• Regardless of technology, facilities used to provide broadband services should be deregulated.

The commission?s rules even require incumbent telephone companies to share facilities used to provide their broadband offerings--this despite the fact that broadband constitutes a new market, with cable operators garnering about two-thirds of the subscribers. Indeed, the commission is considering whether to impose the telephone-type regulations on cable operators.

The commission should deregulate all broadband services, regardless of the technology platform used to deliver the service. Several times, the commission has determined that the broadband market is competitive, with cable and telephone companies battling, and with wireless and satellite operators, and perhaps others, increasingly becoming marketplace forces.

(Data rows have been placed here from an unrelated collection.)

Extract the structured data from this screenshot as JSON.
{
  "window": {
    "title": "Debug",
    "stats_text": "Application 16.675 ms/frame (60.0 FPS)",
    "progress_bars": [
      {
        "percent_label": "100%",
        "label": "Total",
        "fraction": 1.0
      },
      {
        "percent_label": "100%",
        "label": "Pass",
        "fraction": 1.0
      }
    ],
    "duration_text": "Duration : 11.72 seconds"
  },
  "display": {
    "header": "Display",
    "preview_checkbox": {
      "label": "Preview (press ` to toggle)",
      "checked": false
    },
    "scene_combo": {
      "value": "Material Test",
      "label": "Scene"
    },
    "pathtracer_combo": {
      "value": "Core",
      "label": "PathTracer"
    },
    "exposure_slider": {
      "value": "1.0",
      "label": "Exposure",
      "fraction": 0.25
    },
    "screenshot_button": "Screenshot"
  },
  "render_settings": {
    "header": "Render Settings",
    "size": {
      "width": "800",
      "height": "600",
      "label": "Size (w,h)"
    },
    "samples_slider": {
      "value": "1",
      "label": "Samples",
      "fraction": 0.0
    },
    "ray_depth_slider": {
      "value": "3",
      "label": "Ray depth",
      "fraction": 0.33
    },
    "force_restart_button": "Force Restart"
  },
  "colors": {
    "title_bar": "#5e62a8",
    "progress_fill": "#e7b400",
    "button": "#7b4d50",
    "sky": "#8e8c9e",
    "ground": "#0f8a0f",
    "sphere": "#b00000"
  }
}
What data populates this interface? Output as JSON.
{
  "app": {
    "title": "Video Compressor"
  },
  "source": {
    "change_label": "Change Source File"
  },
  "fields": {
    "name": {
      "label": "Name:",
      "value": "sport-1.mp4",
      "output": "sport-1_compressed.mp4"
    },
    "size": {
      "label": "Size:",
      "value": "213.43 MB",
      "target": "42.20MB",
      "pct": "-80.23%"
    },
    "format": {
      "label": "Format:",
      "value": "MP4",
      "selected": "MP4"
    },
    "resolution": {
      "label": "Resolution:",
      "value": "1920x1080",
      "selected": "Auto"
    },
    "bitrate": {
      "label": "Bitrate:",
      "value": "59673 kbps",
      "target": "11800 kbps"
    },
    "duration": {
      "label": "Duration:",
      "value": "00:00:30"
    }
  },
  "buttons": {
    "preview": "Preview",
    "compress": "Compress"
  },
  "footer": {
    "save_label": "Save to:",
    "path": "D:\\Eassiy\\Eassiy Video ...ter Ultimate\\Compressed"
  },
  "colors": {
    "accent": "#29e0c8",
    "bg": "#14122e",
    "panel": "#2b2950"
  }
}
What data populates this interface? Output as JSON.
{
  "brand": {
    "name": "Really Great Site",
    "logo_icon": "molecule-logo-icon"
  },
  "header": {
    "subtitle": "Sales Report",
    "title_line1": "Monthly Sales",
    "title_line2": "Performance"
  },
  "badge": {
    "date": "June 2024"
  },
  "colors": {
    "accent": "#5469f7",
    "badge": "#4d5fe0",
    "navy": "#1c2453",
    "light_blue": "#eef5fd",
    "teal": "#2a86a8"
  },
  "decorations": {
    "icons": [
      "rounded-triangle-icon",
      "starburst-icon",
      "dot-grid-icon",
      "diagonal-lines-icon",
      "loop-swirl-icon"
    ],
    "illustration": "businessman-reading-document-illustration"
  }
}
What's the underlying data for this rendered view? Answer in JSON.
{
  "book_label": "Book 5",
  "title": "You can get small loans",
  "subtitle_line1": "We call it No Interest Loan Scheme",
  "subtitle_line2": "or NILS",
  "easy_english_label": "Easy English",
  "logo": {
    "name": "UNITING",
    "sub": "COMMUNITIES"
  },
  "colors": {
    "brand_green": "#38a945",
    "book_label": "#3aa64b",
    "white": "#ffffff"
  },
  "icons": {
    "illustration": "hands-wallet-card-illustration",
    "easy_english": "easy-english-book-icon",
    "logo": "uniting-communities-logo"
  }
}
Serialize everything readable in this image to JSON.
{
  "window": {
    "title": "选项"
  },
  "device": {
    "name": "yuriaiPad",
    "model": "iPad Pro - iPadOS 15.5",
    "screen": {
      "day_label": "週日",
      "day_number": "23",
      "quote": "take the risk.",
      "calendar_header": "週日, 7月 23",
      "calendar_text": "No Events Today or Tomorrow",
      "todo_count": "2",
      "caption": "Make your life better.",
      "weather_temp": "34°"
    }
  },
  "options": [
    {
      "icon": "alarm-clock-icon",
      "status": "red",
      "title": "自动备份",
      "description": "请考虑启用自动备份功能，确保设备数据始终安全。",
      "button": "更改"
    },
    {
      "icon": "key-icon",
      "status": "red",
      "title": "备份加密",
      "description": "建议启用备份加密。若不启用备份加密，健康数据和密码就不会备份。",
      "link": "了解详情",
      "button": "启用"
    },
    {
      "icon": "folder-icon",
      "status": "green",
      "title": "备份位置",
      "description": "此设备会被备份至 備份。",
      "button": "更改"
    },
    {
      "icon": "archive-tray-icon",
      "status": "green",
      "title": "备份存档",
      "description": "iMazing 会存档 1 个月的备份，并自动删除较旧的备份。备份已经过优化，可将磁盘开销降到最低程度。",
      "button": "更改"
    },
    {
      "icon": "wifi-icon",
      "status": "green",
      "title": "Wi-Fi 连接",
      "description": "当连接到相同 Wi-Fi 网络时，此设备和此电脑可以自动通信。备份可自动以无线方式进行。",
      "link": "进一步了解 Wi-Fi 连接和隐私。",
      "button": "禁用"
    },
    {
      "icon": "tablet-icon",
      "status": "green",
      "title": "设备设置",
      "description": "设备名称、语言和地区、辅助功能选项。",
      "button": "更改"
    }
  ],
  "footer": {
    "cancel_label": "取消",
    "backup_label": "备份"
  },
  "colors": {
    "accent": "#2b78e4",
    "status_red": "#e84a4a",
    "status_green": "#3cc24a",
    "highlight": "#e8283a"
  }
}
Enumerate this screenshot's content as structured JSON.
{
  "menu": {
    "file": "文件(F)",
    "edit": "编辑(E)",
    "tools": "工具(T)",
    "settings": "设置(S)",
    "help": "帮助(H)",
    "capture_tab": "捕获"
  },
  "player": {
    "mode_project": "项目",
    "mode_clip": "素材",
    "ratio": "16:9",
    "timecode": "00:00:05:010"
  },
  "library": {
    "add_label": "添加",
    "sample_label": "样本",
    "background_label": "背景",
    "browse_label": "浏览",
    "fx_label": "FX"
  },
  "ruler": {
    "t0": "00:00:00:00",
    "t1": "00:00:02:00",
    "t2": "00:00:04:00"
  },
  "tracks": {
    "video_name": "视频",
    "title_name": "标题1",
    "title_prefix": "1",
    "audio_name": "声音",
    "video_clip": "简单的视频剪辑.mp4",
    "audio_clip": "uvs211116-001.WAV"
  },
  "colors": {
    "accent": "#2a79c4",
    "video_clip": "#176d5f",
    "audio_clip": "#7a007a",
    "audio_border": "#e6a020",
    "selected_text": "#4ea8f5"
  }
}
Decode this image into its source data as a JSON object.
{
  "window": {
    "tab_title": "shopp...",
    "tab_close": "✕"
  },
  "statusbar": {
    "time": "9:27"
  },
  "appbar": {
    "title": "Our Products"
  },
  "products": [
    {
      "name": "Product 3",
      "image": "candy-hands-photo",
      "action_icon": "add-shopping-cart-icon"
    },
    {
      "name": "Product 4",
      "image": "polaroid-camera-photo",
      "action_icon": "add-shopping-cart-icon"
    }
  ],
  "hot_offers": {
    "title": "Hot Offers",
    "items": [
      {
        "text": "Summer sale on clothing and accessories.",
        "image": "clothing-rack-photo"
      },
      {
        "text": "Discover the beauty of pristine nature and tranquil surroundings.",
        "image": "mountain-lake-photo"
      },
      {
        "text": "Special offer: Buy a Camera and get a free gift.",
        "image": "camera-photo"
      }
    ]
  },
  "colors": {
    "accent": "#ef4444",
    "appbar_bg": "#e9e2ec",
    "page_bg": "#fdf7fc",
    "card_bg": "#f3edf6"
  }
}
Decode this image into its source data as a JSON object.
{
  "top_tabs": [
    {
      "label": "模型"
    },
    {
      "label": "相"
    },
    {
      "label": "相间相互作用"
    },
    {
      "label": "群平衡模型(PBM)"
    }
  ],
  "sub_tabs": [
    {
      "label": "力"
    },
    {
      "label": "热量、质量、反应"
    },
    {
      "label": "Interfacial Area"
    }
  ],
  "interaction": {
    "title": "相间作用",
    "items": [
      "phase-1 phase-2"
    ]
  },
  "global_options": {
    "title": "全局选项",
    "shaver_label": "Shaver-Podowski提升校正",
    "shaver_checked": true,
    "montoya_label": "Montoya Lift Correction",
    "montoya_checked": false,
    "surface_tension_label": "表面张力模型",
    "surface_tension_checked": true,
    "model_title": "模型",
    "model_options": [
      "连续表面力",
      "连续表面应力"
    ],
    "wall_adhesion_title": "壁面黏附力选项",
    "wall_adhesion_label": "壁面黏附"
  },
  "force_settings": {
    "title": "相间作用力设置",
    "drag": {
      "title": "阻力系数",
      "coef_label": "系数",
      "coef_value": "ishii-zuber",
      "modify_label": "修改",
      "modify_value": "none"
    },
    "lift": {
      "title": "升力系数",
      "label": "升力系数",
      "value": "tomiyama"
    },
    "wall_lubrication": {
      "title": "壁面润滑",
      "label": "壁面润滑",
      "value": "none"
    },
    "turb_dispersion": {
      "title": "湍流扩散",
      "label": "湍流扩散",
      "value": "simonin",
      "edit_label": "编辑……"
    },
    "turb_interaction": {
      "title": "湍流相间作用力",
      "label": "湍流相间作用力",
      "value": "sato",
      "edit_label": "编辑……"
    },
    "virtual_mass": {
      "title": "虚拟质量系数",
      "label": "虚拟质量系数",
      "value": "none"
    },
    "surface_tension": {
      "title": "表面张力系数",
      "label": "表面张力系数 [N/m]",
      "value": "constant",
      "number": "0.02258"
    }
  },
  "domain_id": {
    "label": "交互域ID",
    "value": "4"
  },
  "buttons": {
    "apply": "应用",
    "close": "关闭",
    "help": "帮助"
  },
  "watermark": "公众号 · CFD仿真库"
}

While deregulation of voice telephone services may be premature, the commission would stimulate much new investment by immediately establishing a uniform deregulatory regime for all broadband providers.

• Switching should be removed promptly from the sharing regime.

The evidence shows that new entrants are not impaired from providing their own network switches. It is much less costly to install switches than the "last mile" loops that carry traffic to individual homes and businesses from the switch locations. New entrants already have installed 1,300 voice switches and 1,700 data switches, yet the FCC continues to require switches to be shared at below-market prices.

The agency could make hundreds of discrete decisions in the pending proceedings.
The new entrants complain that in some areas they may not secure enough customers to economically justify installing their own switches. But the appeals court already has rejected reliance on cost disparities that are simply attributable to scale economies. The FCC should promptly remove switching from sharing requirement.

• Inter-office facilities should be removed from the sharing requirement.

Inter-office transport typically involves high-capacity fiber lines that connect the local switches. Remember reading about the zillions of miles of fiber laid by the new entrants during the boom years of the ballyhooed fiber glut? It wasn?t laid to the homes and businesses where it will be needed to carry next-generation broadband services. Much of it was installed for transport between switching offices. Like switching, inter-office transport can be competitively supplied and should be removed from the sharing requirement.

• A presumptive sunset should be established for removing copper loops from sharing.

The parts of the incumbents? networks without access to which the new entrants are most impaired are the ?last mile? copper loops. It is much more costly to duplicate local loops than it is to acquire switches and inter-office facilities. The commission should not "flash cut" deregulate, but rather establish a presumptive deregulatory sunset several years out. In this way, the new entrants will have an opportunity to show they still need access to these loops before the sharing requirement is eliminated.

• The FCC should preempt states from imposing excessive sharing.

The majority of state public utility commissions are beseeching the FCC to allow them to impose sharing mandates that exceed the federal requirements. The 1996 federal act?s framers, understanding the reality of modern integrated networks that respect no state boundaries, saw the need for a national telecom policy. The Supreme Court already has held the FCC has the ultimate authority to define the scope of the incumbents? obligations. The commission should seek state input but refuse to turn over communications policy to 50 independent state agencies.

It is no exaggeration to say that this particular FCC?s legacy largely will be determined by its actions in the next few weeks. If it opts for a dynamic deregulation vision, investment in advanced telecommunications facilities will be stimulated, innovation in new services will be spurred, sustainable competition will be strengthened, and America?s consumers will be the beneficiaries.